ELISA tests often require the use of labeled primary antibodies for detection. However, this labeling process can introduce variability and affect the accuracy of results. Unlabeled primary antibodies, while avoiding this issue, may necessitate additional steps for detection.
Many researchers opt for ELISA kits for their convenience, but these kits can sometimes limit customization and optimization options. Researchers should be aware of the limitations of pre-packaged ELISA kits and consider whether a customized approach might yield better results.
Ensuring consistency and reproducibility in ELISA tests can be challenging. Variations in reagents, equipment, and protocols can lead to discrepancies between experiments and laboratories. Standardization efforts are ongoing to address this limitation.
ELISA tests can sometimes exhibit cross-reactivity with related antigens. This can lead to false-positive results, especially when dealing with samples that contain multiple antigens with structural similarities.
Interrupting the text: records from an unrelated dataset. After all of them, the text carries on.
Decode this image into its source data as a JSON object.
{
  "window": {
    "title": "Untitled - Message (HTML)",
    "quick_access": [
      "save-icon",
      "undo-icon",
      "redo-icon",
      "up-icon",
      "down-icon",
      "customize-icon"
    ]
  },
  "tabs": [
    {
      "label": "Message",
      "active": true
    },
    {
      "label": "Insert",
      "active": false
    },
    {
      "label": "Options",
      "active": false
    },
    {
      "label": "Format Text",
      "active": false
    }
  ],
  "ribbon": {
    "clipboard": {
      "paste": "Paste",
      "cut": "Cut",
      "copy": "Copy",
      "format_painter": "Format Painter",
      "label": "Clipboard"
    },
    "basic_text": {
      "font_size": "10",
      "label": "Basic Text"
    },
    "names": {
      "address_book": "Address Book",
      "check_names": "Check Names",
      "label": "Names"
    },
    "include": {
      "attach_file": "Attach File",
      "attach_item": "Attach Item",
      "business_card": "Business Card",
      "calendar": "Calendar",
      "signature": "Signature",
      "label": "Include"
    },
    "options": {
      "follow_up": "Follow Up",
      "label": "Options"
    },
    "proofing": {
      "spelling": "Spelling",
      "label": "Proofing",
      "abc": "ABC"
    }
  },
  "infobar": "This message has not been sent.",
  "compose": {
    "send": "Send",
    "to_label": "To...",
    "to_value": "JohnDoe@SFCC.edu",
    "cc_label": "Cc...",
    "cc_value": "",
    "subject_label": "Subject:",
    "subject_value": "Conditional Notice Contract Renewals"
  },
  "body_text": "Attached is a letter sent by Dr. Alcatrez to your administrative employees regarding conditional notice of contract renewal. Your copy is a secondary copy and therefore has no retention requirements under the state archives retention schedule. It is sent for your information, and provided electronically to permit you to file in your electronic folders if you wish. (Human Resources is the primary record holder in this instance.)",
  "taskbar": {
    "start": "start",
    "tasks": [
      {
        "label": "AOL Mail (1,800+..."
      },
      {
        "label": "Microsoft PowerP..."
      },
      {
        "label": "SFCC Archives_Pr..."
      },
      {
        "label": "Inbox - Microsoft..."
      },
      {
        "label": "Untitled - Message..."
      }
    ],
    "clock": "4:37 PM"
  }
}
ELISA tests may have limitations in their ability to detect proteins at extremely low concentrations. Researchers should be aware of the specific detection limits of their chosen ELISA assay and consider alternative methods when higher sensitivity is required.
ELISA tests are not known for their speed. Depending on the type and complexity of the assay, ELISA can be a time-consuming process, which may not be suitable for situations where rapid results are needed.
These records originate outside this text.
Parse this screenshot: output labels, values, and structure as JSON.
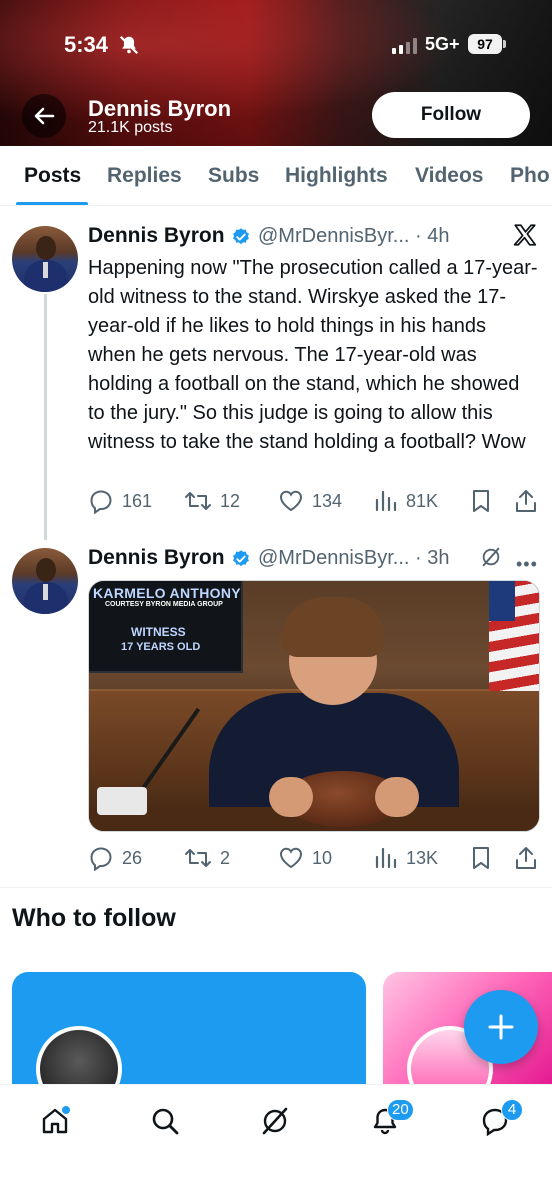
{
  "status_bar": {
    "time": "5:34",
    "network": "5G+",
    "battery": "97"
  },
  "header": {
    "name": "Dennis Byron",
    "post_count": "21.1K posts",
    "follow_label": "Follow"
  },
  "tabs": [
    {
      "label": "Posts",
      "active": true
    },
    {
      "label": "Replies"
    },
    {
      "label": "Subs"
    },
    {
      "label": "Highlights"
    },
    {
      "label": "Videos"
    },
    {
      "label": "Pho"
    }
  ],
  "posts": [
    {
      "author": "Dennis Byron",
      "handle": "@MrDennisByr... · 4h",
      "text": "Happening now \"The prosecution called a 17-year-old witness to the stand. Wirskye asked the 17-year-old if he likes to hold things in his hands when he gets nervous. The 17-year-old was holding a football on the stand, which he showed to the jury.\" So this judge is going to allow this witness to take the stand holding a football? Wow",
      "replies": "161",
      "reposts": "12",
      "likes": "134",
      "views": "81K"
    },
    {
      "author": "Dennis Byron",
      "handle": "@MrDennisByr... · 3h",
      "media_overlay": {
        "name": "KARMELO ANTHONY",
        "credit": "COURTESY BYRON MEDIA GROUP",
        "witness": "WITNESS",
        "age": "17 YEARS OLD"
      },
      "replies": "26",
      "reposts": "2",
      "likes": "10",
      "views": "13K"
    }
  ],
  "who_to_follow": {
    "title": "Who to follow"
  },
  "bottom_nav": {
    "notifications_badge": "20",
    "messages_badge": "4"
  },
  "colors": {
    "accent": "#1d9bf0",
    "text": "#0f1419",
    "muted": "#536471"
  }
}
The cost of ELISA tests can add up, especially when considering the purchase of antibodies, reagents, and specialized equipment. Researchers should weigh the costs against the benefits and consider budget constraints.
While ELISA is excellent for qualitative detection and semi-quantitative analysis, it may not provide precise quantitative data, especially when comparing samples across different experiments or laboratories.
Sample Volume Requirements
ELISA tests often require relatively large sample volumes, which can be a limitation when dealing with precious or limited samples.
Stability Of Enzyme-Labeling
Enzyme-labeled antibodies used in ELISA tests may degrade over time, affecting the accuracy of results. Proper storage and handling are crucial to maintain the stability of these reagents.
ELISA tests may not be suitable for all types of samples or antigens. Certain substances in the sample matrix, such as high concentrations of detergents or incompatible buffer components, can interfere with the assay.
While ELISA tests are invaluable tools in scientific research and diagnostics, it’s essential to be aware of their limitations. Understanding these restrictions and taking appropriate measures to address them can help researchers obtain more accurate and reliable results, ultimately advancing our understanding of biology, medicine, and various other fields where ELISA is applied.